YOUR OBJECTIVE:
With every picture left out, give the data below back exactly.

Web page and app entries
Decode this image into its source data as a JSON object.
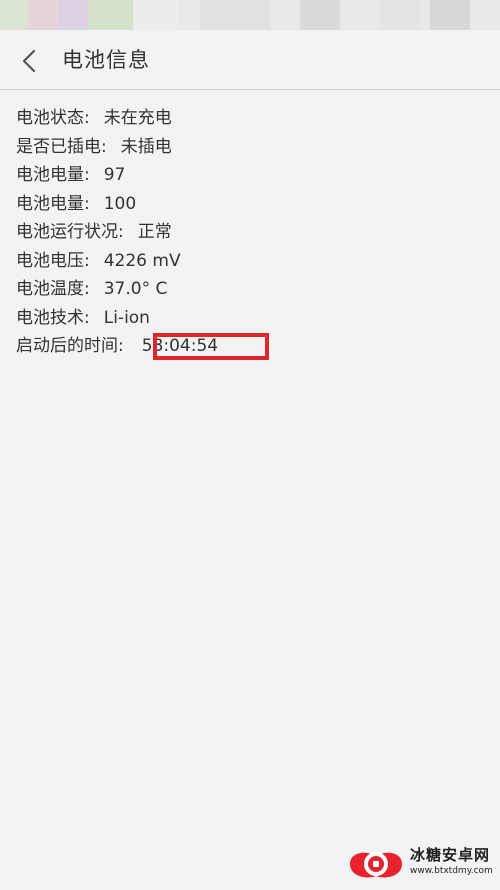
{
  "header": {
    "title": "电池信息",
    "back_icon": "chevron-left-icon"
  },
  "battery_info": [
    {
      "label": "电池状态:",
      "value": "未在充电"
    },
    {
      "label": "是否已插电:",
      "value": "未插电"
    },
    {
      "label": "电池电量:",
      "value": "97"
    },
    {
      "label": "电池电量:",
      "value": "100"
    },
    {
      "label": "电池运行状况:",
      "value": "正常"
    },
    {
      "label": "电池电压:",
      "value": "4226 mV"
    },
    {
      "label": "电池温度:",
      "value": "37.0° C"
    },
    {
      "label": "电池技术:",
      "value": "Li-ion"
    },
    {
      "label": "启动后的时间:",
      "value": "58:04:54"
    }
  ],
  "highlight": {
    "color": "#e0262b"
  },
  "watermark": {
    "name": "冰糖安卓网",
    "url": "www.btxtdmy.com",
    "logo_color": "#e8232e"
  }
}
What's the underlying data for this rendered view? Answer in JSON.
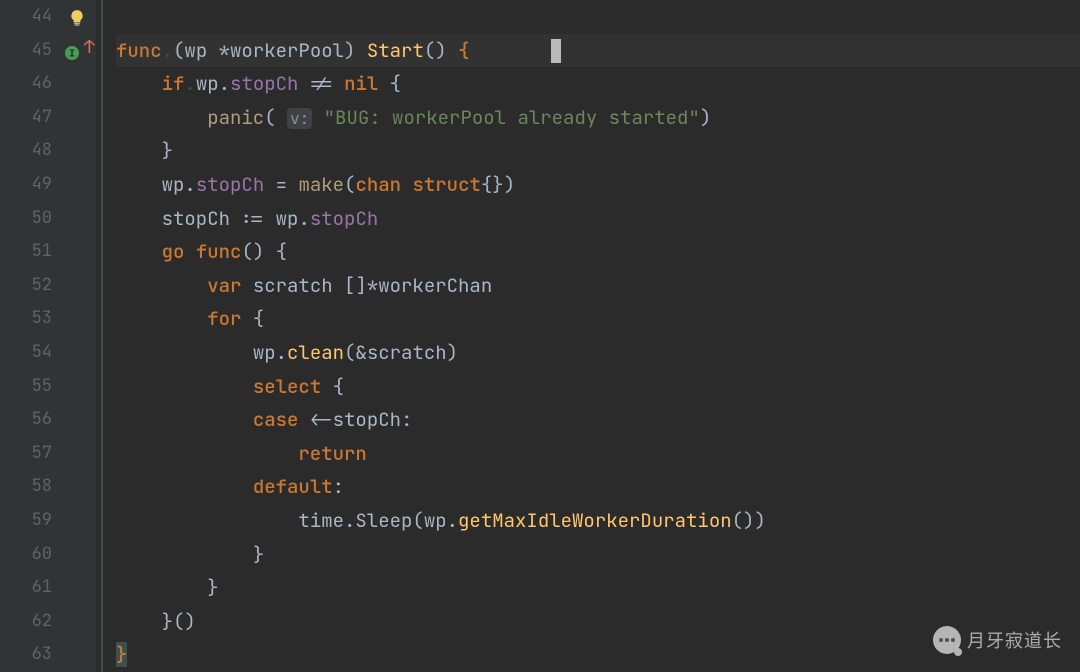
{
  "watermark": "月牙寂道长",
  "gutter": {
    "start": 44,
    "end": 63
  },
  "code": {
    "l44": "",
    "l45": {
      "func": "func",
      "recv_open": "(",
      "wp": "wp ",
      "type": "*workerPool",
      "recv_close": ") ",
      "name": "Start",
      "parens": "() ",
      "brace": "{"
    },
    "l46": {
      "if": "if",
      "wp": "wp",
      "dot": ".",
      "field": "stopCh",
      "neq": " != ",
      "nil": "nil",
      "brace": " {"
    },
    "l47": {
      "panic": "panic",
      "p_open": "( ",
      "hint": "v:",
      "sp": " ",
      "str": "\"BUG: workerPool already started\"",
      "p_close": ")"
    },
    "l48": {
      "brace": "}"
    },
    "l49": {
      "wp": "wp",
      "dot": ".",
      "field": "stopCh",
      "eq": " = ",
      "make": "make",
      "p_open": "(",
      "chan": "chan",
      "sp": " ",
      "struct": "struct",
      "empty": "{}",
      "p_close": ")"
    },
    "l50": {
      "lhs": "stopCh",
      "decl": " := ",
      "wp": "wp",
      "dot": ".",
      "field": "stopCh"
    },
    "l51": {
      "go": "go",
      "sp": " ",
      "func": "func",
      "parens": "() ",
      "brace": "{"
    },
    "l52": {
      "var": "var",
      "sp": " ",
      "name": "scratch ",
      "slice": "[]*workerChan"
    },
    "l53": {
      "for": "for",
      "brace": " {"
    },
    "l54": {
      "wp": "wp",
      "dot": ".",
      "mth": "clean",
      "args": "(&scratch)"
    },
    "l55": {
      "sel": "select",
      "brace": " {"
    },
    "l56": {
      "case": "case",
      "recv": " <-stopCh:"
    },
    "l57": {
      "ret": "return"
    },
    "l58": {
      "def": "default",
      "colon": ":"
    },
    "l59": {
      "time": "time.Sleep(",
      "wp": "wp",
      "dot": ".",
      "mth": "getMaxIdleWorkerDuration",
      "tail": "())"
    },
    "l60": {
      "brace": "}"
    },
    "l61": {
      "brace": "}"
    },
    "l62": {
      "close": "}()"
    },
    "l63": {
      "brace": "}"
    }
  }
}
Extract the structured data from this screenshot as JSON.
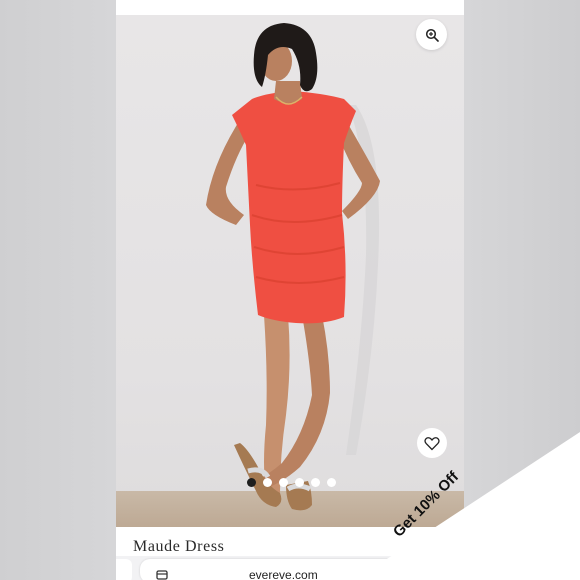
{
  "product": {
    "title": "Maude Dress",
    "dress_color": "#ef4f42"
  },
  "gallery": {
    "total_images": 6,
    "active_index": 0,
    "zoom_icon": "zoom-in-icon",
    "wishlist_icon": "heart-icon"
  },
  "promo": {
    "label": "Get 10% Off"
  },
  "browser": {
    "url": "evereve.com",
    "tabs_icon": "tabs-icon",
    "reload_icon": "reload-icon"
  }
}
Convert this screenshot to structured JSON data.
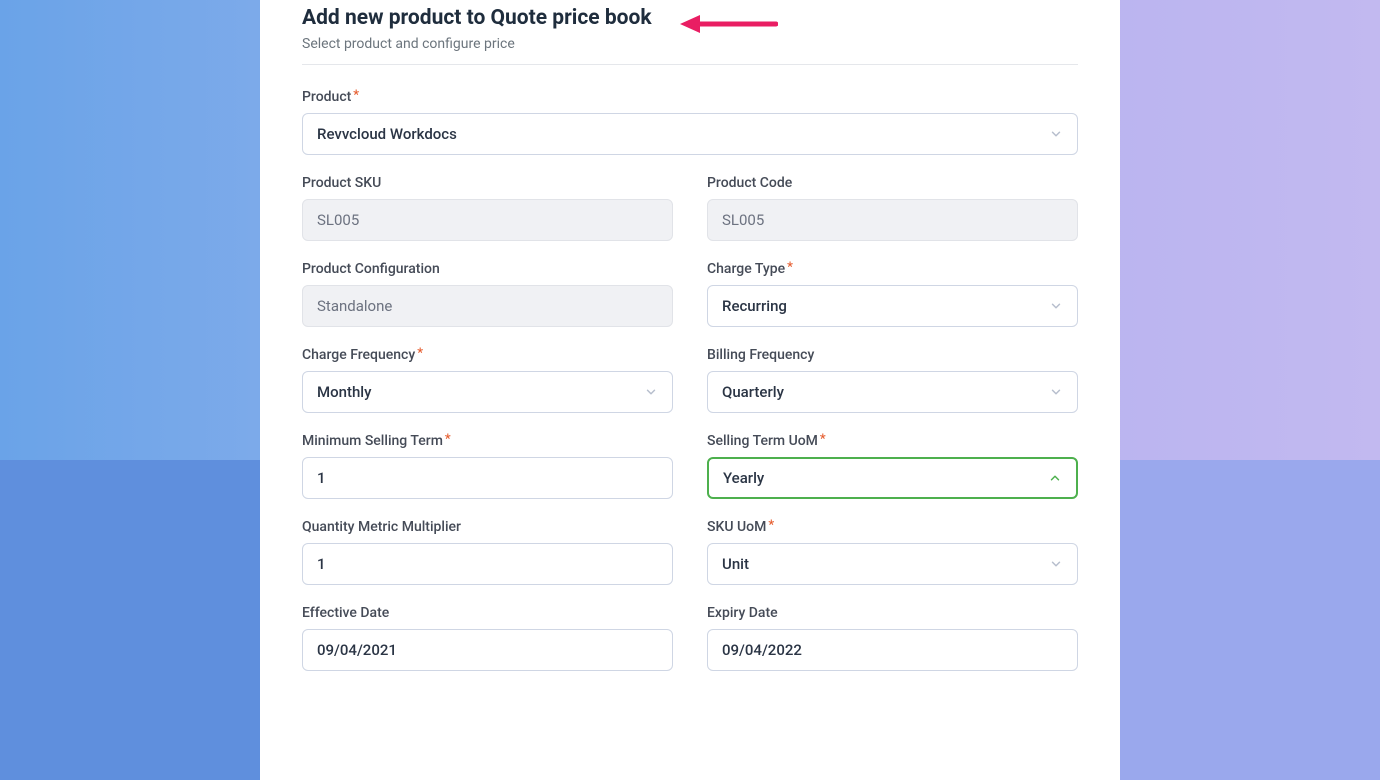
{
  "header": {
    "title": "Add new product to Quote price book",
    "subtitle": "Select product and configure price"
  },
  "fields": {
    "product": {
      "label": "Product",
      "value": "Revvcloud Workdocs",
      "required": true
    },
    "product_sku": {
      "label": "Product SKU",
      "value": "SL005"
    },
    "product_code": {
      "label": "Product Code",
      "value": "SL005"
    },
    "product_config": {
      "label": "Product Configuration",
      "value": "Standalone"
    },
    "charge_type": {
      "label": "Charge Type",
      "value": "Recurring",
      "required": true
    },
    "charge_frequency": {
      "label": "Charge Frequency",
      "value": "Monthly",
      "required": true
    },
    "billing_frequency": {
      "label": "Billing Frequency",
      "value": "Quarterly"
    },
    "min_selling_term": {
      "label": "Minimum Selling Term",
      "value": "1",
      "required": true
    },
    "selling_term_uom": {
      "label": "Selling Term UoM",
      "value": "Yearly",
      "required": true
    },
    "qty_metric_multiplier": {
      "label": "Quantity Metric Multiplier",
      "value": "1"
    },
    "sku_uom": {
      "label": "SKU UoM",
      "value": "Unit",
      "required": true
    },
    "effective_date": {
      "label": "Effective Date",
      "value": "09/04/2021"
    },
    "expiry_date": {
      "label": "Expiry Date",
      "value": "09/04/2022"
    }
  },
  "annotation": {
    "arrow_color": "#e91e63"
  }
}
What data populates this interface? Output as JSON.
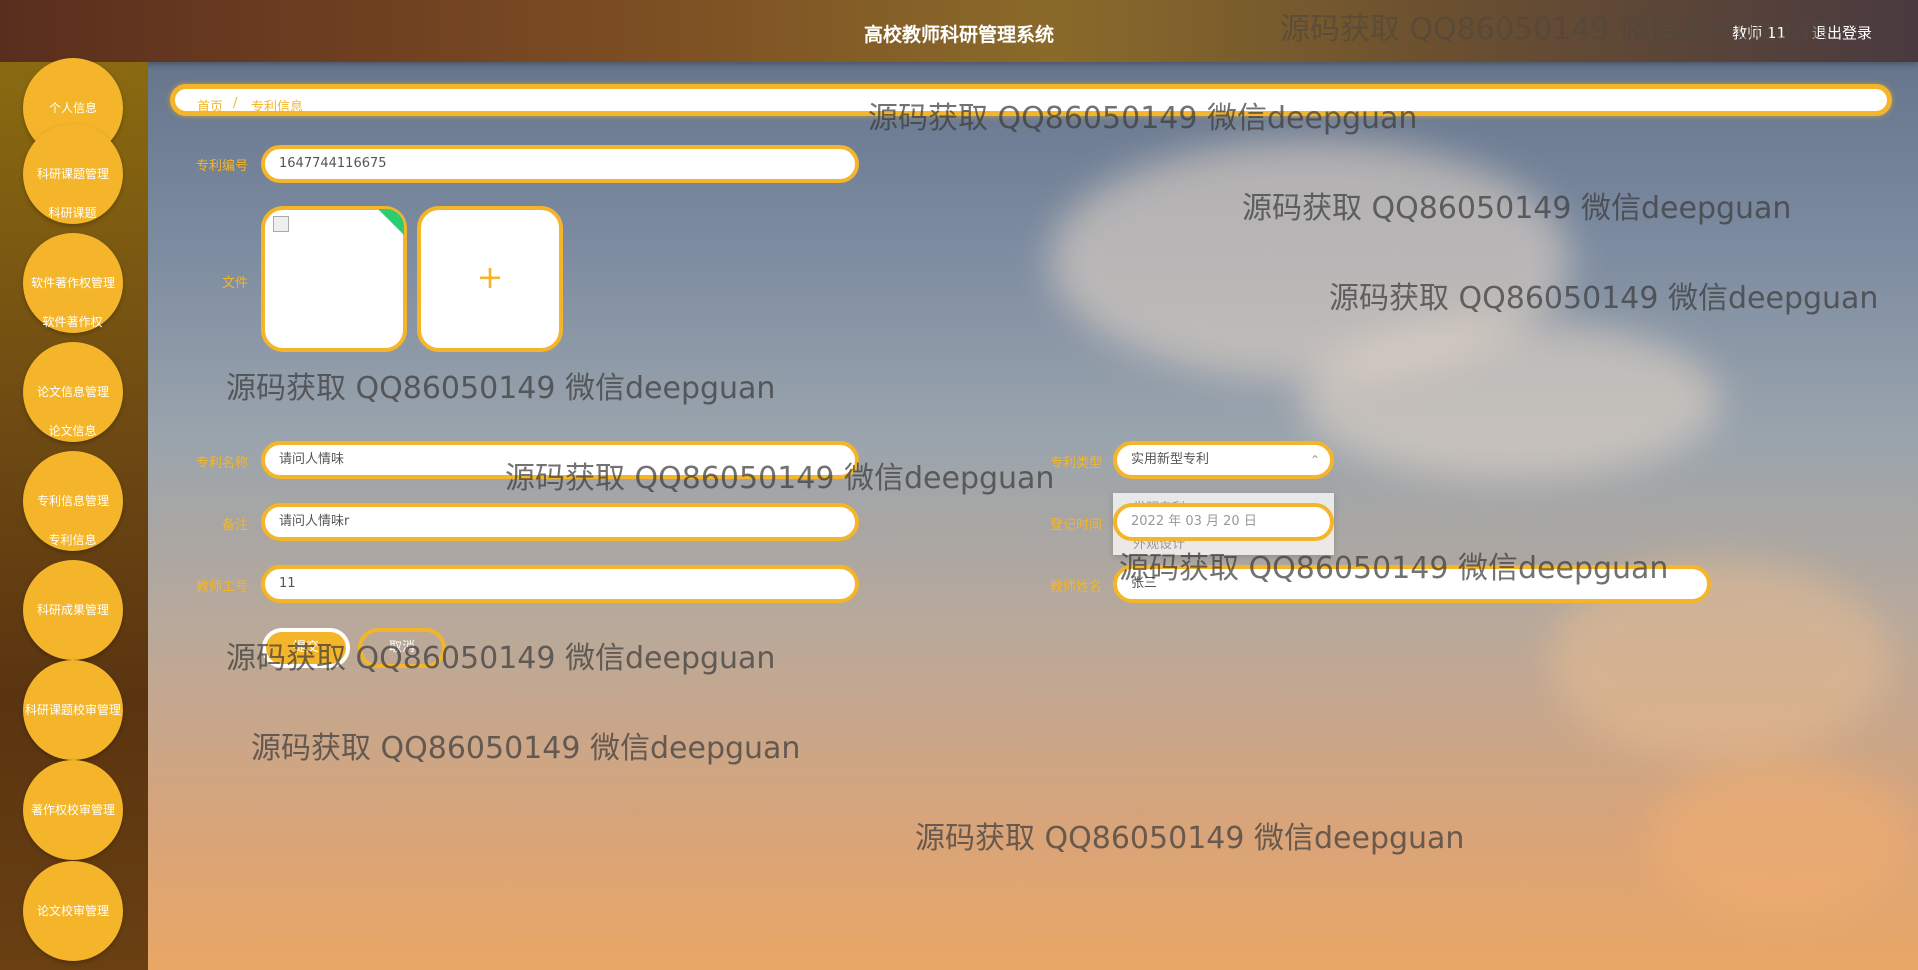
{
  "header": {
    "title": "高校教师科研管理系统",
    "user": "教师 11",
    "logout": "退出登录"
  },
  "sidebar": {
    "items": [
      {
        "label": "个人信息"
      },
      {
        "label": "科研课题管理",
        "sub": "科研课题"
      },
      {
        "label": "软件著作权管理",
        "sub": "软件著作权"
      },
      {
        "label": "论文信息管理",
        "sub": "论文信息"
      },
      {
        "label": "专利信息管理",
        "sub": "专利信息"
      },
      {
        "label": "科研成果管理"
      },
      {
        "label": "科研课题校审管理"
      },
      {
        "label": "著作权校审管理"
      },
      {
        "label": "论文校审管理"
      }
    ]
  },
  "breadcrumb": {
    "home": "首页",
    "separator": "/",
    "current": "专利信息"
  },
  "form": {
    "patent_no_label": "专利编号",
    "patent_no_value": "1647744116675",
    "file_label": "文件",
    "upload_plus": "+",
    "name_label": "专利名称",
    "name_value": "请问人情味",
    "type_label": "专利类型",
    "type_value": "实用新型专利",
    "type_options": [
      "发明专利",
      "外观设计"
    ],
    "remark_label": "备注",
    "remark_value": "请问人情味r",
    "date_label": "登记时间",
    "date_value": "2022 年 03 月 20 日",
    "teacher_no_label": "教师工号",
    "teacher_no_value": "11",
    "teacher_name_label": "教师姓名",
    "teacher_name_value": "张三",
    "submit_label": "提交",
    "cancel_label": "取消"
  },
  "watermarks": [
    "源码获取 QQ86050149 微信deepguan",
    "源码获取 QQ86050149 微信deepguan",
    "源码获取 QQ86050149 微信deepguan",
    "源码获取 QQ86050149 微信deepguan",
    "源码获取 QQ86050149 微信deepguan",
    "源码获取 QQ86050149 微信deepguan",
    "源码获取 QQ86050149 微信deepguan",
    "源码获取 QQ86050149 微信deepguan",
    "源码获取 QQ86050149 微信deepguan",
    "源码获取 QQ86050149 微信deepguan"
  ],
  "colors": {
    "accent": "#f4b52a",
    "sidebar_bg": "#6e4a12",
    "header_bg": "#7a4a22"
  }
}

RESULT BELOW:
Decode this image into its source data as a JSON object.
{
  "header": {
    "title": "电池信息",
    "back_icon": "chevron-left-icon"
  },
  "battery_info": [
    {
      "label": "电池状态:",
      "value": "未在充电"
    },
    {
      "label": "是否已插电:",
      "value": "未插电"
    },
    {
      "label": "电池电量:",
      "value": "97"
    },
    {
      "label": "电池电量:",
      "value": "100"
    },
    {
      "label": "电池运行状况:",
      "value": "正常"
    },
    {
      "label": "电池电压:",
      "value": "4226 mV"
    },
    {
      "label": "电池温度:",
      "value": "37.0° C"
    },
    {
      "label": "电池技术:",
      "value": "Li-ion"
    },
    {
      "label": "启动后的时间:",
      "value": "58:04:54"
    }
  ],
  "highlight": {
    "color": "#e0262b"
  },
  "watermark": {
    "name": "冰糖安卓网",
    "url": "www.btxtdmy.com",
    "logo_color": "#e8232e"
  }
}
What's the underlying data for this rendered view? Answer in JSON.
{
  "watermark": "月牙寂道长",
  "gutter": {
    "start": 44,
    "end": 63
  },
  "code": {
    "l44": "",
    "l45": {
      "func": "func",
      "recv_open": "(",
      "wp": "wp ",
      "type": "*workerPool",
      "recv_close": ") ",
      "name": "Start",
      "parens": "() ",
      "brace": "{"
    },
    "l46": {
      "if": "if",
      "wp": "wp",
      "dot": ".",
      "field": "stopCh",
      "neq": " != ",
      "nil": "nil",
      "brace": " {"
    },
    "l47": {
      "panic": "panic",
      "p_open": "( ",
      "hint": "v:",
      "sp": " ",
      "str": "\"BUG: workerPool already started\"",
      "p_close": ")"
    },
    "l48": {
      "brace": "}"
    },
    "l49": {
      "wp": "wp",
      "dot": ".",
      "field": "stopCh",
      "eq": " = ",
      "make": "make",
      "p_open": "(",
      "chan": "chan",
      "sp": " ",
      "struct": "struct",
      "empty": "{}",
      "p_close": ")"
    },
    "l50": {
      "lhs": "stopCh",
      "decl": " := ",
      "wp": "wp",
      "dot": ".",
      "field": "stopCh"
    },
    "l51": {
      "go": "go",
      "sp": " ",
      "func": "func",
      "parens": "() ",
      "brace": "{"
    },
    "l52": {
      "var": "var",
      "sp": " ",
      "name": "scratch ",
      "slice": "[]*workerChan"
    },
    "l53": {
      "for": "for",
      "brace": " {"
    },
    "l54": {
      "wp": "wp",
      "dot": ".",
      "mth": "clean",
      "args": "(&scratch)"
    },
    "l55": {
      "sel": "select",
      "brace": " {"
    },
    "l56": {
      "case": "case",
      "recv": " <-stopCh:"
    },
    "l57": {
      "ret": "return"
    },
    "l58": {
      "def": "default",
      "colon": ":"
    },
    "l59": {
      "time": "time.Sleep(",
      "wp": "wp",
      "dot": ".",
      "mth": "getMaxIdleWorkerDuration",
      "tail": "())"
    },
    "l60": {
      "brace": "}"
    },
    "l61": {
      "brace": "}"
    },
    "l62": {
      "close": "}()"
    },
    "l63": {
      "brace": "}"
    }
  }
}
Extract the structured data from this screenshot as JSON.
{
  "product": {
    "title": "Maude Dress",
    "dress_color": "#ef4f42"
  },
  "gallery": {
    "total_images": 6,
    "active_index": 0,
    "zoom_icon": "zoom-in-icon",
    "wishlist_icon": "heart-icon"
  },
  "promo": {
    "label": "Get 10% Off"
  },
  "browser": {
    "url": "evereve.com",
    "tabs_icon": "tabs-icon",
    "reload_icon": "reload-icon"
  }
}
Convert this screenshot to structured JSON data.
{
  "header": {
    "title": "Add new product to Quote price book",
    "subtitle": "Select product and configure price"
  },
  "fields": {
    "product": {
      "label": "Product",
      "value": "Revvcloud Workdocs",
      "required": true
    },
    "product_sku": {
      "label": "Product SKU",
      "value": "SL005"
    },
    "product_code": {
      "label": "Product Code",
      "value": "SL005"
    },
    "product_config": {
      "label": "Product Configuration",
      "value": "Standalone"
    },
    "charge_type": {
      "label": "Charge Type",
      "value": "Recurring",
      "required": true
    },
    "charge_frequency": {
      "label": "Charge Frequency",
      "value": "Monthly",
      "required": true
    },
    "billing_frequency": {
      "label": "Billing Frequency",
      "value": "Quarterly"
    },
    "min_selling_term": {
      "label": "Minimum Selling Term",
      "value": "1",
      "required": true
    },
    "selling_term_uom": {
      "label": "Selling Term UoM",
      "value": "Yearly",
      "required": true
    },
    "qty_metric_multiplier": {
      "label": "Quantity Metric Multiplier",
      "value": "1"
    },
    "sku_uom": {
      "label": "SKU UoM",
      "value": "Unit",
      "required": true
    },
    "effective_date": {
      "label": "Effective Date",
      "value": "09/04/2021"
    },
    "expiry_date": {
      "label": "Expiry Date",
      "value": "09/04/2022"
    }
  },
  "annotation": {
    "arrow_color": "#e91e63"
  }
}
What data populates this interface? Output as JSON.
{
  "header": {
    "title": "高校教师科研管理系统",
    "user": "教师 11",
    "logout": "退出登录"
  },
  "sidebar": {
    "items": [
      {
        "label": "个人信息"
      },
      {
        "label": "科研课题管理",
        "sub": "科研课题"
      },
      {
        "label": "软件著作权管理",
        "sub": "软件著作权"
      },
      {
        "label": "论文信息管理",
        "sub": "论文信息"
      },
      {
        "label": "专利信息管理",
        "sub": "专利信息"
      },
      {
        "label": "科研成果管理"
      },
      {
        "label": "科研课题校审管理"
      },
      {
        "label": "著作权校审管理"
      },
      {
        "label": "论文校审管理"
      }
    ]
  },
  "breadcrumb": {
    "home": "首页",
    "separator": "/",
    "current": "专利信息"
  },
  "form": {
    "patent_no_label": "专利编号",
    "patent_no_value": "1647744116675",
    "file_label": "文件",
    "upload_plus": "+",
    "name_label": "专利名称",
    "name_value": "请问人情味",
    "type_label": "专利类型",
    "type_value": "实用新型专利",
    "type_options": [
      "发明专利",
      "外观设计"
    ],
    "remark_label": "备注",
    "remark_value": "请问人情味r",
    "date_label": "登记时间",
    "date_value": "2022 年 03 月 20 日",
    "teacher_no_label": "教师工号",
    "teacher_no_value": "11",
    "teacher_name_label": "教师姓名",
    "teacher_name_value": "张三",
    "submit_label": "提交",
    "cancel_label": "取消"
  },
  "watermarks": [
    "源码获取 QQ86050149 微信deepguan",
    "源码获取 QQ86050149 微信deepguan",
    "源码获取 QQ86050149 微信deepguan",
    "源码获取 QQ86050149 微信deepguan",
    "源码获取 QQ86050149 微信deepguan",
    "源码获取 QQ86050149 微信deepguan",
    "源码获取 QQ86050149 微信deepguan",
    "源码获取 QQ86050149 微信deepguan",
    "源码获取 QQ86050149 微信deepguan",
    "源码获取 QQ86050149 微信deepguan"
  ],
  "colors": {
    "accent": "#f4b52a",
    "sidebar_bg": "#6e4a12",
    "header_bg": "#7a4a22"
  }
}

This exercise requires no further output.